Zach Baron of GQ took a deep dive into the Big Baller Brand lifestyle, meeting with the Balls for months to produce the piece that dropped on Wednesday. What he saw was a father of three talented basketball players become the hoops story of the moment, and his piece was a really interesting reflection on Ball’s evolution as basketball dad.

The impact LaVar has on his sons is something that’s been debated publicly for months, but each time the Ball children are asked they say LaVar’s big talk doesn’t bother them. In fact, Baron describes watching the Ball children literally checking their phones in boredom as Ball is on ESPN hyping up his sons as better than Michael Jordan.

Lonzo stares intently at his phone. He scrolls through Instagram. LaVar tells ESPN he’ll take $2 billion for Big Baller Brand, no less, and not one of his sons looks up. He says, “I told my boys this: Somebody gotta be better than Michael Jordan. Why not you?”

As his father says this in the next room, Lonzo’s holding his phone up to his ear, as if to drown out LaVar’s voice. Music plays softly out of the phone’s speaker. He looks at the floor, expressionless, like his mind is somewhere far away.

Earlier in the piece, Ball talks about his three sons and their star potential. It’s uncomfortable if you haven’t heard Ball speak about his children before, but it’s extremely on Big Baller Brand here. Ball is critical and pointed while his wife, Tina, speaks about Lonzo, LiAngelo, and LaMelo equally.

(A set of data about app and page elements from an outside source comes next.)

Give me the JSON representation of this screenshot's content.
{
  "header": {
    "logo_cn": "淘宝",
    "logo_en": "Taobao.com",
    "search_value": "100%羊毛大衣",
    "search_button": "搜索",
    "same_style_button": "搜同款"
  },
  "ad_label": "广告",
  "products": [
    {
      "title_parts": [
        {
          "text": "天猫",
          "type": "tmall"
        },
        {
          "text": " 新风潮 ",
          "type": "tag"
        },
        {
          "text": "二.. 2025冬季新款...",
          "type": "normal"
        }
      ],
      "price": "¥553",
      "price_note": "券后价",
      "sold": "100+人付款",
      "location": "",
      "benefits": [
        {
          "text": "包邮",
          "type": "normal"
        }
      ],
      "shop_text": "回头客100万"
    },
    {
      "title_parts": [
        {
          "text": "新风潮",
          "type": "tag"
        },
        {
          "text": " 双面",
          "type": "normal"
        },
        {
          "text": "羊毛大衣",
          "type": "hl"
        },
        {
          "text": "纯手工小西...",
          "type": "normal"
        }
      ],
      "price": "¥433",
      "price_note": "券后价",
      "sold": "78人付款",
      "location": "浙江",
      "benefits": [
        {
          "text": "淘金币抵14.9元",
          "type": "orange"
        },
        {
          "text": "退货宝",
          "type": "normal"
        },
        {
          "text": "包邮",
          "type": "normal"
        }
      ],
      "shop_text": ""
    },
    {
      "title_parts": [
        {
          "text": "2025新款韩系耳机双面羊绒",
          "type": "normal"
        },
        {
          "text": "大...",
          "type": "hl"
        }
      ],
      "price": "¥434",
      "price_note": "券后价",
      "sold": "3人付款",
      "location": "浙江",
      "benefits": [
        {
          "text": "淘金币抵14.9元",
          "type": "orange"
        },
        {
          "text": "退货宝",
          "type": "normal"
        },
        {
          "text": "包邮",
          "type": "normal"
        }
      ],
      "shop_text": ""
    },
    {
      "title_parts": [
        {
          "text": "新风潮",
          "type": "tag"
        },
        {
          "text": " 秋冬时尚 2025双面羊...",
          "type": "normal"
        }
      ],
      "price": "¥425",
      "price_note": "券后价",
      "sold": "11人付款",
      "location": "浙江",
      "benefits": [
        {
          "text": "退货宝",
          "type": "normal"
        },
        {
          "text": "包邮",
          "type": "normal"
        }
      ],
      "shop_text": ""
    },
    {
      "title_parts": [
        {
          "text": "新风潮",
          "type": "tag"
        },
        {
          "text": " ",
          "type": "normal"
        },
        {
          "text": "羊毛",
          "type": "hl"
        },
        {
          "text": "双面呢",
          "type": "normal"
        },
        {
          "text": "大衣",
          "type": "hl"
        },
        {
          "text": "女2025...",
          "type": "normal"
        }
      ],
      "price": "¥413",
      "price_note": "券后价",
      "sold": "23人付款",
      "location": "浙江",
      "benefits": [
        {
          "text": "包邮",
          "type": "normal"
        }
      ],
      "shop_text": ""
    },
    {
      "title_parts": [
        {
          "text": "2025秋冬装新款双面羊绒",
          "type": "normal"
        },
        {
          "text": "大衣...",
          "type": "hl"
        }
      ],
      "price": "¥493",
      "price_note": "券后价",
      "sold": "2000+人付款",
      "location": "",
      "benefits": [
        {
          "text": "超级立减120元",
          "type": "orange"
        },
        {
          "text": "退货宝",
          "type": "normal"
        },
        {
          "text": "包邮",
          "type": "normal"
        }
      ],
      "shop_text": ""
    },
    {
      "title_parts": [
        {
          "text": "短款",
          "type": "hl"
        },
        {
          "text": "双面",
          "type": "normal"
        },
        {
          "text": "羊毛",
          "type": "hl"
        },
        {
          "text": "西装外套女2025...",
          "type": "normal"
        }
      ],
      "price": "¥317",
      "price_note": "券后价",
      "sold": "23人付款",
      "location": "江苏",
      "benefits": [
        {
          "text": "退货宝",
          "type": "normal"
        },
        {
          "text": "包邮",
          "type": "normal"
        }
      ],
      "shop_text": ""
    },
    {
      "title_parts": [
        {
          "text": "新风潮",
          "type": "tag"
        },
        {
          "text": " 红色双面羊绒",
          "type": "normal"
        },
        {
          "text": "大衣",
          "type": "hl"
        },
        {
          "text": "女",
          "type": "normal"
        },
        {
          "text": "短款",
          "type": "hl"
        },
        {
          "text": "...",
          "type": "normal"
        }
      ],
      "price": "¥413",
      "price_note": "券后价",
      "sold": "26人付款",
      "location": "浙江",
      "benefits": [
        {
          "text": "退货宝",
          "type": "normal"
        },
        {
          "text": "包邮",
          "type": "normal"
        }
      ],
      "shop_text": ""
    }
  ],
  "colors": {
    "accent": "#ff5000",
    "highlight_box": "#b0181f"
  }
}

“I told my boys that one of them wasn’t going to make it. Because if you’ve got three, only one, maybe two make it to the NBA.” He says, right in front of everyone, that he thinks it’ll be his middle son, LiAngelo, who doesn’t make it. He says he’s told him that. “He’s going to be taken care of either way,” he says. At least Gelo is the handsomest of his sons, he says—if basketball doesn’t work out, maybe he could be a model.
Tina says: “All my boys are handsome.”

LaVar says Melo, with his curly blond hair and highlight-reel game, has the most star power. Tina says: “They all have star power.”

LaVar’s parenting style has rattled many, but he’s also predicted that all three of his sons play for the Lakers as well. And if you talk to Lonzo, this kind of motivation works for him. Maybe that’s the case with all three sons.

One of the most interesting moments of the piece is when Ball is talking to Baron and gets on his marketing kick, something it’s clear he has practiced before.

He gestures at the pool table and the clothing that’s piled on top of it. A $495 Lonzo Ball signature shoe, the soon-to-be-infamous ZO2, will debut in May. But the brand is already strong. “Eighty dollars for a T-shirt—that’s how you know the brand is good. My hat, my leather hat, $100!”

Tina stands next to him, mouthing each word before he says it.

The piece later deals with Tina’s stroke and how the Ball family handled it. There’s also a moment near the end where LaVar seems to lower his guard a bit and speak frankly about Lonzo’s draft position and how people have reacted to his media assault. It certainly humanizes Ball a bit and lets you learn a bit more about a family you probably won’t stop hearing about anytime soon.